Hence, as there should be no mitigating circumstance that would modify Manansala's criminal liability in this case - and also taking into consideration the provisions of the Indeterminate Sentence Law - she must be sentenced to suffer the penalty of imprisonment for the indeterminate period of six (6) months of arresto mayor, as minimum, to two (2) years, four (4) months, and one (1) day of prision correccional, as maximum.

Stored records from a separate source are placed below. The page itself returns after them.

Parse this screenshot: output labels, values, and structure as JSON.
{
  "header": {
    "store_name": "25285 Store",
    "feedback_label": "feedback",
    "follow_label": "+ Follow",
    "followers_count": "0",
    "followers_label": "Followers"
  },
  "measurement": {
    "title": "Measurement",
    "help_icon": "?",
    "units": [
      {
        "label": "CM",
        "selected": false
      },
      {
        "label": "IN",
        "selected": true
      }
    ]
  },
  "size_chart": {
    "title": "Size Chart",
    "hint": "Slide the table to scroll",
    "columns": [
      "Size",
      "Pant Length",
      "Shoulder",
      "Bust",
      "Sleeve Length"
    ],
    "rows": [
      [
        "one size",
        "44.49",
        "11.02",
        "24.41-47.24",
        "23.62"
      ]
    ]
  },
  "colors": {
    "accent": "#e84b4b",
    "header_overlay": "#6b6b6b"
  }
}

WHEREFORE, the petition is DENIED. Accordingly, the Decision dated April 16, 2014 and the Resolution dated October 7, 2014 of the Court of Appeals in CA-G.R. CR No. 34763 are hereby AFFIRMED with MODIFICATION, sentencing petitioner Adina B. Manansala to suffer the penalty of imprisonment for the indeterminate period of six (6) months of arresto mayor, as minimum, to two (2) years, four (4) months, and one (1) day of prision correccional, as maximum.
Sereno, C.J., (Chairperson), Leonardo-De Castro, Bersamin, and Perez, JJ., concur.chanrobleslaw
1Rollo, pp. 3-20.
2 Id. at 23-30. Penned by Associate Justice Eduardo B. Peralta, Jr. with Associate Justices Magdangal M. De Leon and Stephen C. Cruz concurring.
3 Id. at 32-33.
4 See id. at 24-25. See also id. at 54-55.
5 Id. at 46-47.
6 See id. at 25. See also id. at 55.
7 Id. at 52-53.
8 Id. at 48-59. Penned by Presiding Judge Henry E. Laron.
9 Id. at 58-59.
10 Id. at 55-58.
11 Id. at 58.
12 Id. at 60-67.
13 Id. at 88.
14 See Notice of Appeal dated February 28, 2011; id. at 89-91.
15 Id. at 130-141. Penned by Presiding Judge Dina Pestano Teves.
16 Id. at 137-140.
17 See Motion for Reconsideration dated November 18, 2011; id. at 142-149.
18 Id. at 153.
19 See Petition for Review dated March 8, 2012; id. at 154-171.
20 Id. at 23-30.
21 Id. at 26-29.
22 Id. at 34-41.
23 Id. at 32-33.
24 See Wacoy v. People, G.R. No. 213792, June 22, 2015, citing People v. Arguta, G.R. No. 213216, April 22, 2015.
25Batulanon v. People, 533 Phil. 336, 349 (2006); citations omitted.
26Galeos v. People, 657 Phil. 500, 520 (2011), citing Fullero v. People, 559 Phil. 524, 539 (2007).
27 See Uyboco v. People, G.R. No. 211703, December 10, 2014, citing Navallo v. Sandiganbayan, G.R. No. 97214, July 18, 1994, 234 SCRA 175, 185-186.
28 See id., citing Plameras v. People, G.R. No. 187268, September 4, 2013, 705 SCRA 104, 122.
29People v. Anticamara, 666 Phil. 484, 505 (2011), citing People v. Baron, 635 Phil. 608, 624 (2010).
30 Id. at 505, citing People v. Anod, 613 Phil. 565, 571 (2009).
31 See rollo, pp. 138-140.